How The Defeat of HERO Impacts LGBTQ Youth

As the Executive Director and CEO of the only national 24/7 crisis intervention and suicide prevention program for LGBTQ youth, I am deeply disturbed by the hatemongering and transphobia that led to the defeat of the Houston Equal Rights Ordinance (HERO). This defeat is a setback to LGBTQ rights in Houston, and it sets a dangerous precedent in this country.

As a nation, we were so proud to see Mayor Annise D. Parker elected in 2009 as the first openly gay mayor of a major metropolitan city. We have also been proud of the Supreme Court's marriage decision and the many states and municipalities that have been passing supportive ordinances. But I am troubled by the backlash I am seeing towards the recent strides forwarding LGBTQ rights. Houston is just the most recent example.

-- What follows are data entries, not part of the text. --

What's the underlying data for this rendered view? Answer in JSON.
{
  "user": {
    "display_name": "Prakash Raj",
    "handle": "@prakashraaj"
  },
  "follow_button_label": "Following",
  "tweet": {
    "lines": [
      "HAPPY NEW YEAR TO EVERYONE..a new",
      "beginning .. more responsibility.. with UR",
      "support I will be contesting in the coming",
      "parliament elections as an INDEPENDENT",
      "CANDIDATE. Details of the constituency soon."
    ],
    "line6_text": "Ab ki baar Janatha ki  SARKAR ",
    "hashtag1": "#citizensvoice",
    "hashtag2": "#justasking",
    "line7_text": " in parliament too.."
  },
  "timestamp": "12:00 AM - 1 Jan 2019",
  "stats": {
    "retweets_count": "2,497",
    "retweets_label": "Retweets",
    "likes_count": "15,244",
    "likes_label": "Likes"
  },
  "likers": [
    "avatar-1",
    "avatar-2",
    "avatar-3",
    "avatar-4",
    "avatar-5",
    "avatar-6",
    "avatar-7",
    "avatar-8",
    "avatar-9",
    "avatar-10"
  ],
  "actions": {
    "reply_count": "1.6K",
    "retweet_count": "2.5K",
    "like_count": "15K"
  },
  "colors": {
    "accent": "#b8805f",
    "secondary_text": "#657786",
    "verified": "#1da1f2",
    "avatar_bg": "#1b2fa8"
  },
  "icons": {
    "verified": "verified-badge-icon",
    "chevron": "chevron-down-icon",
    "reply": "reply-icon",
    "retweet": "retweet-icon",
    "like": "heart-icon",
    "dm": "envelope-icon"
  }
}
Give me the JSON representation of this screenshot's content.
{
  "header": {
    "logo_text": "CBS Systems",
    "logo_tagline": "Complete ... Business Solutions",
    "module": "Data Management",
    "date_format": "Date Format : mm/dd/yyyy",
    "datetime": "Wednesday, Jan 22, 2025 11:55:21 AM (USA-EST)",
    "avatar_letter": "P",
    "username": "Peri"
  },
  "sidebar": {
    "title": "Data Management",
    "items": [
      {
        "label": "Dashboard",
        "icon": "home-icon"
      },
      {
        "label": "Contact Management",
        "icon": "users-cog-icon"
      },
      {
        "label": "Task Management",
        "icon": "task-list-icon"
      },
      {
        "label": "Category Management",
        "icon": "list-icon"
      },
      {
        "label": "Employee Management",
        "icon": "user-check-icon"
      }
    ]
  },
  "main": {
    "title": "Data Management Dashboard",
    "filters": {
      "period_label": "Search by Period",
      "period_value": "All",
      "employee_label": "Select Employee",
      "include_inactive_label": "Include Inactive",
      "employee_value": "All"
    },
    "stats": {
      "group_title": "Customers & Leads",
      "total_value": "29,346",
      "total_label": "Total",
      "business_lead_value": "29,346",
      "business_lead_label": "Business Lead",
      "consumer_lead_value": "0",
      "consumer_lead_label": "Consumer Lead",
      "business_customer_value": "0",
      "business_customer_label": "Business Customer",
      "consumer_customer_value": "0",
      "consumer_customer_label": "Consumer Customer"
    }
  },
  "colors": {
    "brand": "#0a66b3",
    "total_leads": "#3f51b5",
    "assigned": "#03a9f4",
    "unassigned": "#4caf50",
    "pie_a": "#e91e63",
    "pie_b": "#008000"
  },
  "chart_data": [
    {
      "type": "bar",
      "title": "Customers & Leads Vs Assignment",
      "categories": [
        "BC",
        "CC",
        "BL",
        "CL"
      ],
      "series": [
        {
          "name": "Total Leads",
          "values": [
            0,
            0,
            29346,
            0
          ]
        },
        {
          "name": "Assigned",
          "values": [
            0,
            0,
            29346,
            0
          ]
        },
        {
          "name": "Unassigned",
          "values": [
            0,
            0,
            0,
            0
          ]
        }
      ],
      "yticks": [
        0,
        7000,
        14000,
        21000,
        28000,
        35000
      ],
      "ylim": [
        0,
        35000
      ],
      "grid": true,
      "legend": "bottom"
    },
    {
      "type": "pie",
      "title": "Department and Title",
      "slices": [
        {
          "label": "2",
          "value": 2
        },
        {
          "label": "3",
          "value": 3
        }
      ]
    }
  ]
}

We are entering a challenging time when the rights of so many of our citizens can be set back by decades. This becomes especially disturbing when we talk about the youth we serve at The Trevor Project. Every day we hear from young people whose families reject them because they are different. Homelessness in parts of the country is soaring because more and more, young people are being thrown out of their homes after coming out to their families. This personal rejection and the rejection that the youth are hearing from campaigns like the one in Houston can be devastating.

The Trevor Project offers LGBTQ youth a place to contact when they are most in need. Our 24 hour Lifeline, chat and text programs are contacted by youth every day. We are grateful that we are here to help them. But we are concerned that the dangerous message that is being shouted out from Houston will make matters much worse. Suicide is the second leading cause of death for people ages 10-24. Young people who come from rejecting families are eight times more likely to consider suicide. LGB youth are four times more likely to attempt suicide than their straight peers. Nearly half of all transgender youth have seriously considered attempting suicide, and approximately a quarter have attempted. These facts cannot be denied.

The Trevor Project works hard to advocate for laws and policies that will support LGBTQ youth (and LGBTQ people in general). In recent years we have been heartened by the progress we have seen. We are proud of the part we have played in this progress. But more work needs to be done. As long as some voters in Houston, certain school districts in Illinois, families and elected officials across the nation advocate discrimination and intolerance, The Trevor Project will work even harder to combat these efforts with messages of acceptance, support and love. We are not giving up - and we hope you will join us in our battle against fear mongering and injustice and help us forward our mission to help save young lives.